The Brahmin versus Maratha socio-political conflict had a third angle of the Dalits. Dr Babasaheb Ambedkar calling for annihilation of caste burnt the copies of Manu Smriti. Anti-Brahmin tone has been the main ingredient of the Maratha and Dalit movements. Although the struggle was targeted at Brahmnin upper caste hegemony, clashes have been noted only between the Marathas and Dalits. Violence between Brahmins and Dalits, or Brahmins and Marathas have hardly been noted.
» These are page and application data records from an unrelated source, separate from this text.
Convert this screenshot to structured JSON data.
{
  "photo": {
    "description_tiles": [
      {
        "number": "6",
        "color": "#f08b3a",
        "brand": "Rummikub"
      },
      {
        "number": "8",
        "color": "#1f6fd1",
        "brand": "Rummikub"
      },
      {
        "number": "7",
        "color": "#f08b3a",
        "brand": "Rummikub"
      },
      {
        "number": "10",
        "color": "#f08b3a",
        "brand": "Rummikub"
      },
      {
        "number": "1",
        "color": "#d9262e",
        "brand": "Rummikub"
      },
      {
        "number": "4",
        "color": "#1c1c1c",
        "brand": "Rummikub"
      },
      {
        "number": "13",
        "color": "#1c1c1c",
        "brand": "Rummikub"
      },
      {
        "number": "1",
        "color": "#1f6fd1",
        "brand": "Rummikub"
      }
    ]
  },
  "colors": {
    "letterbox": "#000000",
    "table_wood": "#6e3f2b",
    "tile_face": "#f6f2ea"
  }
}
Although the Brahmin community remains a meagre three per cent of the state's population and politically uninfluential in Maharashtra (unlike Uttar Pradesh), they still have been at the centre stage of such agitations.
Maratha organisations took to the streets after a girl from the community was raped and murdered in Kopardi. There were mammoth rallies by the community to demand justice for the victim and also reservation for the community. The massive Maratha morchas also had an undertone of anti-Dalit sentiment as the accused in the case were Dalits.
The Maratha and Dalit communities indulged in major violence and bitterness in the 1980s when former CM Sharad Pawar announced the renaming of Marathwada University as Dr Babasaheb Ambedkar Marathwada University.
The latest incident is yet another case of the strange history of clashes - while the Mahar battalion fought an army of Peshwas, the latest clashes have been reported between Marathas and Dalits.
The violence will undoubtedly have its own political ramifications. But it has once again brought to the fore the complex caste cauldron in Maharashtra politics.